[Entries shown]

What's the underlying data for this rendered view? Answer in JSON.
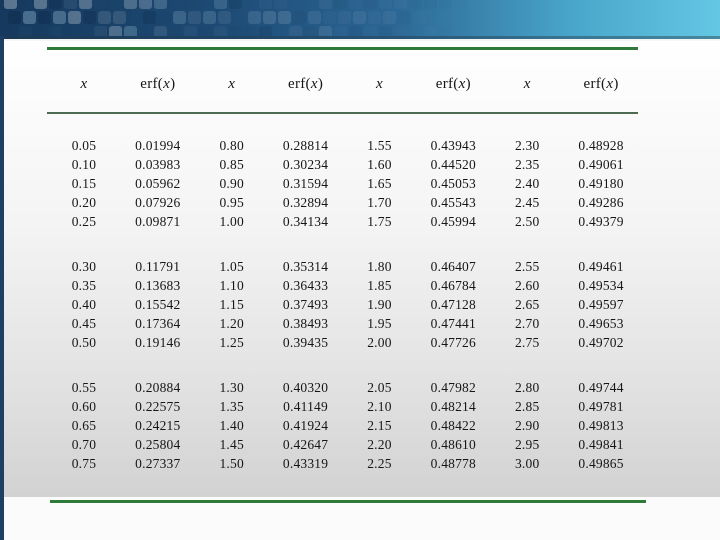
{
  "theme": {
    "banner_dark": "#16395e",
    "banner_mid": "#2c6795",
    "banner_light": "#64c7e3",
    "rule_green": "#2f7a38",
    "left_bar": "#1c3f63",
    "text_color": "#161616"
  },
  "table": {
    "header": [
      "x",
      "erf(x)",
      "x",
      "erf(x)",
      "x",
      "erf(x)",
      "x",
      "erf(x)"
    ],
    "groups": [
      {
        "rows": [
          [
            "0.05",
            "0.01994",
            "0.80",
            "0.28814",
            "1.55",
            "0.43943",
            "2.30",
            "0.48928"
          ],
          [
            "0.10",
            "0.03983",
            "0.85",
            "0.30234",
            "1.60",
            "0.44520",
            "2.35",
            "0.49061"
          ],
          [
            "0.15",
            "0.05962",
            "0.90",
            "0.31594",
            "1.65",
            "0.45053",
            "2.40",
            "0.49180"
          ],
          [
            "0.20",
            "0.07926",
            "0.95",
            "0.32894",
            "1.70",
            "0.45543",
            "2.45",
            "0.49286"
          ],
          [
            "0.25",
            "0.09871",
            "1.00",
            "0.34134",
            "1.75",
            "0.45994",
            "2.50",
            "0.49379"
          ]
        ]
      },
      {
        "rows": [
          [
            "0.30",
            "0.11791",
            "1.05",
            "0.35314",
            "1.80",
            "0.46407",
            "2.55",
            "0.49461"
          ],
          [
            "0.35",
            "0.13683",
            "1.10",
            "0.36433",
            "1.85",
            "0.46784",
            "2.60",
            "0.49534"
          ],
          [
            "0.40",
            "0.15542",
            "1.15",
            "0.37493",
            "1.90",
            "0.47128",
            "2.65",
            "0.49597"
          ],
          [
            "0.45",
            "0.17364",
            "1.20",
            "0.38493",
            "1.95",
            "0.47441",
            "2.70",
            "0.49653"
          ],
          [
            "0.50",
            "0.19146",
            "1.25",
            "0.39435",
            "2.00",
            "0.47726",
            "2.75",
            "0.49702"
          ]
        ]
      },
      {
        "rows": [
          [
            "0.55",
            "0.20884",
            "1.30",
            "0.40320",
            "2.05",
            "0.47982",
            "2.80",
            "0.49744"
          ],
          [
            "0.60",
            "0.22575",
            "1.35",
            "0.41149",
            "2.10",
            "0.48214",
            "2.85",
            "0.49781"
          ],
          [
            "0.65",
            "0.24215",
            "1.40",
            "0.41924",
            "2.15",
            "0.48422",
            "2.90",
            "0.49813"
          ],
          [
            "0.70",
            "0.25804",
            "1.45",
            "0.42647",
            "2.20",
            "0.48610",
            "2.95",
            "0.49841"
          ],
          [
            "0.75",
            "0.27337",
            "1.50",
            "0.43319",
            "2.25",
            "0.48778",
            "3.00",
            "0.49865"
          ]
        ]
      }
    ]
  }
}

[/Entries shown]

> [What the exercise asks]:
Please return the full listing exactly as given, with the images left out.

> [Answer to the problem]:
What's the underlying data for this rendered view? Answer in JSON.
{
  "theme": {
    "banner_dark": "#16395e",
    "banner_mid": "#2c6795",
    "banner_light": "#64c7e3",
    "rule_green": "#2f7a38",
    "left_bar": "#1c3f63",
    "text_color": "#161616"
  },
  "table": {
    "header": [
      "x",
      "erf(x)",
      "x",
      "erf(x)",
      "x",
      "erf(x)",
      "x",
      "erf(x)"
    ],
    "groups": [
      {
        "rows": [
          [
            "0.05",
            "0.01994",
            "0.80",
            "0.28814",
            "1.55",
            "0.43943",
            "2.30",
            "0.48928"
          ],
          [
            "0.10",
            "0.03983",
            "0.85",
            "0.30234",
            "1.60",
            "0.44520",
            "2.35",
            "0.49061"
          ],
          [
            "0.15",
            "0.05962",
            "0.90",
            "0.31594",
            "1.65",
            "0.45053",
            "2.40",
            "0.49180"
          ],
          [
            "0.20",
            "0.07926",
            "0.95",
            "0.32894",
            "1.70",
            "0.45543",
            "2.45",
            "0.49286"
          ],
          [
            "0.25",
            "0.09871",
            "1.00",
            "0.34134",
            "1.75",
            "0.45994",
            "2.50",
            "0.49379"
          ]
        ]
      },
      {
        "rows": [
          [
            "0.30",
            "0.11791",
            "1.05",
            "0.35314",
            "1.80",
            "0.46407",
            "2.55",
            "0.49461"
          ],
          [
            "0.35",
            "0.13683",
            "1.10",
            "0.36433",
            "1.85",
            "0.46784",
            "2.60",
            "0.49534"
          ],
          [
            "0.40",
            "0.15542",
            "1.15",
            "0.37493",
            "1.90",
            "0.47128",
            "2.65",
            "0.49597"
          ],
          [
            "0.45",
            "0.17364",
            "1.20",
            "0.38493",
            "1.95",
            "0.47441",
            "2.70",
            "0.49653"
          ],
          [
            "0.50",
            "0.19146",
            "1.25",
            "0.39435",
            "2.00",
            "0.47726",
            "2.75",
            "0.49702"
          ]
        ]
      },
      {
        "rows": [
          [
            "0.55",
            "0.20884",
            "1.30",
            "0.40320",
            "2.05",
            "0.47982",
            "2.80",
            "0.49744"
          ],
          [
            "0.60",
            "0.22575",
            "1.35",
            "0.41149",
            "2.10",
            "0.48214",
            "2.85",
            "0.49781"
          ],
          [
            "0.65",
            "0.24215",
            "1.40",
            "0.41924",
            "2.15",
            "0.48422",
            "2.90",
            "0.49813"
          ],
          [
            "0.70",
            "0.25804",
            "1.45",
            "0.42647",
            "2.20",
            "0.48610",
            "2.95",
            "0.49841"
          ],
          [
            "0.75",
            "0.27337",
            "1.50",
            "0.43319",
            "2.25",
            "0.48778",
            "3.00",
            "0.49865"
          ]
        ]
      }
    ]
  }
}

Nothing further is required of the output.